● **WHAT TO PRODUCE**
Your task is to output the entries below word for word.

[Data extracted from a collection]
★ ★ ★ ★
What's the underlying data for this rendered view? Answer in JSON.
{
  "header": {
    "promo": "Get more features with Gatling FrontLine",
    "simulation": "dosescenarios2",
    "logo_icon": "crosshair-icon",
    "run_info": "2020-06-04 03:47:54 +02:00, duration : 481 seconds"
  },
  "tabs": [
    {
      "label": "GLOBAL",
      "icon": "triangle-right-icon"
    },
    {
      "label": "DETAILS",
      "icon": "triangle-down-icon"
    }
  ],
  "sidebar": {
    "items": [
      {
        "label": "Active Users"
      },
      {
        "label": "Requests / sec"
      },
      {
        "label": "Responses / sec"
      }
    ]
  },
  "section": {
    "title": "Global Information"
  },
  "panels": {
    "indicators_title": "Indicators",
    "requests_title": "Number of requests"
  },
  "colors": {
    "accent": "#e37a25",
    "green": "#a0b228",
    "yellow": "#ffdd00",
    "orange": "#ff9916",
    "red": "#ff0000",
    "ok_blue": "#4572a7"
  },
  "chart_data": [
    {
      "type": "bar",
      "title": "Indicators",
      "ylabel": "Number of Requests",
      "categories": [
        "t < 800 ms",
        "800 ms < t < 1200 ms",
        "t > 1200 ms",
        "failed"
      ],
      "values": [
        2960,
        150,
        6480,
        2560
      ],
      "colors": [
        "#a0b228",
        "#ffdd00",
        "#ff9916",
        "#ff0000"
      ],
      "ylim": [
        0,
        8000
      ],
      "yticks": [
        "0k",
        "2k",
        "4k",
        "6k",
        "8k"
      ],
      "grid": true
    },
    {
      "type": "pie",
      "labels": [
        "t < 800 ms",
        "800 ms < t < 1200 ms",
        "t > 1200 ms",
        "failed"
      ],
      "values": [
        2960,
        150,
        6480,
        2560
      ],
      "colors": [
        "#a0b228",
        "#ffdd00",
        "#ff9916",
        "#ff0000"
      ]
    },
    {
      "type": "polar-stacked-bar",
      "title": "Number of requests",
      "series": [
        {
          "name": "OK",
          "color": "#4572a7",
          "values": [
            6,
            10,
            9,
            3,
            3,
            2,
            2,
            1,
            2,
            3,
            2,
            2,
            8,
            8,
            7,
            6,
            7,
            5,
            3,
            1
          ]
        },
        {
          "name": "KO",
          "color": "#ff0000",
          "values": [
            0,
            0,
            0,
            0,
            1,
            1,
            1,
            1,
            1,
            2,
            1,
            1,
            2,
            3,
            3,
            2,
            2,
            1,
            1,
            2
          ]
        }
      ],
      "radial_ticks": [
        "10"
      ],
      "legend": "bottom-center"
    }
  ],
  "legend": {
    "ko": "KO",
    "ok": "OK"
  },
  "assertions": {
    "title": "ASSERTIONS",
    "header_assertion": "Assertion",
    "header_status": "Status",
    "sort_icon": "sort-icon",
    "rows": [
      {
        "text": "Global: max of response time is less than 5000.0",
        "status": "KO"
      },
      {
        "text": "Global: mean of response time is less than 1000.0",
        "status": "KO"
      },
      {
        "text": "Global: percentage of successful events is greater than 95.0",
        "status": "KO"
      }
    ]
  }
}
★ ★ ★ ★
● **RESULT BELOW**
What's the underlying data for this rendered view? Answer in JSON.
{
  "header": {
    "promo": "Get more features with Gatling FrontLine",
    "simulation": "dosescenarios2",
    "logo_icon": "crosshair-icon",
    "run_info": "2020-06-04 03:47:54 +02:00, duration : 481 seconds"
  },
  "tabs": [
    {
      "label": "GLOBAL",
      "icon": "triangle-right-icon"
    },
    {
      "label": "DETAILS",
      "icon": "triangle-down-icon"
    }
  ],
  "sidebar": {
    "items": [
      {
        "label": "Active Users"
      },
      {
        "label": "Requests / sec"
      },
      {
        "label": "Responses / sec"
      }
    ]
  },
  "section": {
    "title": "Global Information"
  },
  "panels": {
    "indicators_title": "Indicators",
    "requests_title": "Number of requests"
  },
  "colors": {
    "accent": "#e37a25",
    "green": "#a0b228",
    "yellow": "#ffdd00",
    "orange": "#ff9916",
    "red": "#ff0000",
    "ok_blue": "#4572a7"
  },
  "chart_data": [
    {
      "type": "bar",
      "title": "Indicators",
      "ylabel": "Number of Requests",
      "categories": [
        "t < 800 ms",
        "800 ms < t < 1200 ms",
        "t > 1200 ms",
        "failed"
      ],
      "values": [
        2960,
        150,
        6480,
        2560
      ],
      "colors": [
        "#a0b228",
        "#ffdd00",
        "#ff9916",
        "#ff0000"
      ],
      "ylim": [
        0,
        8000
      ],
      "yticks": [
        "0k",
        "2k",
        "4k",
        "6k",
        "8k"
      ],
      "grid": true
    },
    {
      "type": "pie",
      "labels": [
        "t < 800 ms",
        "800 ms < t < 1200 ms",
        "t > 1200 ms",
        "failed"
      ],
      "values": [
        2960,
        150,
        6480,
        2560
      ],
      "colors": [
        "#a0b228",
        "#ffdd00",
        "#ff9916",
        "#ff0000"
      ]
    },
    {
      "type": "polar-stacked-bar",
      "title": "Number of requests",
      "series": [
        {
          "name": "OK",
          "color": "#4572a7",
          "values": [
            6,
            10,
            9,
            3,
            3,
            2,
            2,
            1,
            2,
            3,
            2,
            2,
            8,
            8,
            7,
            6,
            7,
            5,
            3,
            1
          ]
        },
        {
          "name": "KO",
          "color": "#ff0000",
          "values": [
            0,
            0,
            0,
            0,
            1,
            1,
            1,
            1,
            1,
            2,
            1,
            1,
            2,
            3,
            3,
            2,
            2,
            1,
            1,
            2
          ]
        }
      ],
      "radial_ticks": [
        "10"
      ],
      "legend": "bottom-center"
    }
  ],
  "legend": {
    "ko": "KO",
    "ok": "OK"
  },
  "assertions": {
    "title": "ASSERTIONS",
    "header_assertion": "Assertion",
    "header_status": "Status",
    "sort_icon": "sort-icon",
    "rows": [
      {
        "text": "Global: max of response time is less than 5000.0",
        "status": "KO"
      },
      {
        "text": "Global: mean of response time is less than 1000.0",
        "status": "KO"
      },
      {
        "text": "Global: percentage of successful events is greater than 95.0",
        "status": "KO"
      }
    ]
  }
}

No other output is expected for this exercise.